→ EXERCISE DIRECTIONS: A word-for-word repetition of the records beneath this task is the expected answer.

→ INPUT MATERIAL:
———
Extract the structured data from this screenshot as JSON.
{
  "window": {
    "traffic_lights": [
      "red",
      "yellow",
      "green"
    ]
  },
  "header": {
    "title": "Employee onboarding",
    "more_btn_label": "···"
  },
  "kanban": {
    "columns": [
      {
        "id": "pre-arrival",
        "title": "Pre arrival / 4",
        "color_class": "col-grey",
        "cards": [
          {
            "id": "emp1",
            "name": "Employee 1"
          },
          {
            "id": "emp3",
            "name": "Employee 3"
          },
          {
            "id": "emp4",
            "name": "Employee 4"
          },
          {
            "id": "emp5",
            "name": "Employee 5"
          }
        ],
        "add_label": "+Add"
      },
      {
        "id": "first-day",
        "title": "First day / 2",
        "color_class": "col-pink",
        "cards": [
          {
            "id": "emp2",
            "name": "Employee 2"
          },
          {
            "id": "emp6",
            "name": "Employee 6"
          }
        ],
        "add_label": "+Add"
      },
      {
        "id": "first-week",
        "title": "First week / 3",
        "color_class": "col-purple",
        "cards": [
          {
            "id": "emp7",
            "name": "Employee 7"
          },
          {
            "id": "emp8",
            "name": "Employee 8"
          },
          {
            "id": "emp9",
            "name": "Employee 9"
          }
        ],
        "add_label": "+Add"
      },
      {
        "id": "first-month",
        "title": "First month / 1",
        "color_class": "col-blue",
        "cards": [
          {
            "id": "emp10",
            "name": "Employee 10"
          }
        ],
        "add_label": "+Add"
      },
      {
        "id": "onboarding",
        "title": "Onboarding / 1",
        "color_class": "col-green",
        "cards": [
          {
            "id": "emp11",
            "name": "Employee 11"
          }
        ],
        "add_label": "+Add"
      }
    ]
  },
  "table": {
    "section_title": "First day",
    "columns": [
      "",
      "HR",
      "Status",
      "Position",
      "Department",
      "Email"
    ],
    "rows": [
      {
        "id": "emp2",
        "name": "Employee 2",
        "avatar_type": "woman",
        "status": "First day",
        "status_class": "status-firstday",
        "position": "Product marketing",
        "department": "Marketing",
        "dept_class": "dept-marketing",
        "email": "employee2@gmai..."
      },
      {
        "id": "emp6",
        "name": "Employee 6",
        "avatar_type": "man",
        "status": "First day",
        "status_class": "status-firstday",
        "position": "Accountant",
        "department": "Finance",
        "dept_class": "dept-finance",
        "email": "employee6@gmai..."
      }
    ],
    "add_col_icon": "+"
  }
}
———
→ SOLUTION FOR THIS PROBLEM:
Extract the structured data from this screenshot as JSON.
{
  "window": {
    "traffic_lights": [
      "red",
      "yellow",
      "green"
    ]
  },
  "header": {
    "title": "Employee onboarding",
    "more_btn_label": "···"
  },
  "kanban": {
    "columns": [
      {
        "id": "pre-arrival",
        "title": "Pre arrival / 4",
        "color_class": "col-grey",
        "cards": [
          {
            "id": "emp1",
            "name": "Employee 1"
          },
          {
            "id": "emp3",
            "name": "Employee 3"
          },
          {
            "id": "emp4",
            "name": "Employee 4"
          },
          {
            "id": "emp5",
            "name": "Employee 5"
          }
        ],
        "add_label": "+Add"
      },
      {
        "id": "first-day",
        "title": "First day / 2",
        "color_class": "col-pink",
        "cards": [
          {
            "id": "emp2",
            "name": "Employee 2"
          },
          {
            "id": "emp6",
            "name": "Employee 6"
          }
        ],
        "add_label": "+Add"
      },
      {
        "id": "first-week",
        "title": "First week / 3",
        "color_class": "col-purple",
        "cards": [
          {
            "id": "emp7",
            "name": "Employee 7"
          },
          {
            "id": "emp8",
            "name": "Employee 8"
          },
          {
            "id": "emp9",
            "name": "Employee 9"
          }
        ],
        "add_label": "+Add"
      },
      {
        "id": "first-month",
        "title": "First month / 1",
        "color_class": "col-blue",
        "cards": [
          {
            "id": "emp10",
            "name": "Employee 10"
          }
        ],
        "add_label": "+Add"
      },
      {
        "id": "onboarding",
        "title": "Onboarding / 1",
        "color_class": "col-green",
        "cards": [
          {
            "id": "emp11",
            "name": "Employee 11"
          }
        ],
        "add_label": "+Add"
      }
    ]
  },
  "table": {
    "section_title": "First day",
    "columns": [
      "",
      "HR",
      "Status",
      "Position",
      "Department",
      "Email"
    ],
    "rows": [
      {
        "id": "emp2",
        "name": "Employee 2",
        "avatar_type": "woman",
        "status": "First day",
        "status_class": "status-firstday",
        "position": "Product marketing",
        "department": "Marketing",
        "dept_class": "dept-marketing",
        "email": "employee2@gmai..."
      },
      {
        "id": "emp6",
        "name": "Employee 6",
        "avatar_type": "man",
        "status": "First day",
        "status_class": "status-firstday",
        "position": "Accountant",
        "department": "Finance",
        "dept_class": "dept-finance",
        "email": "employee6@gmai..."
      }
    ],
    "add_col_icon": "+"
  }
}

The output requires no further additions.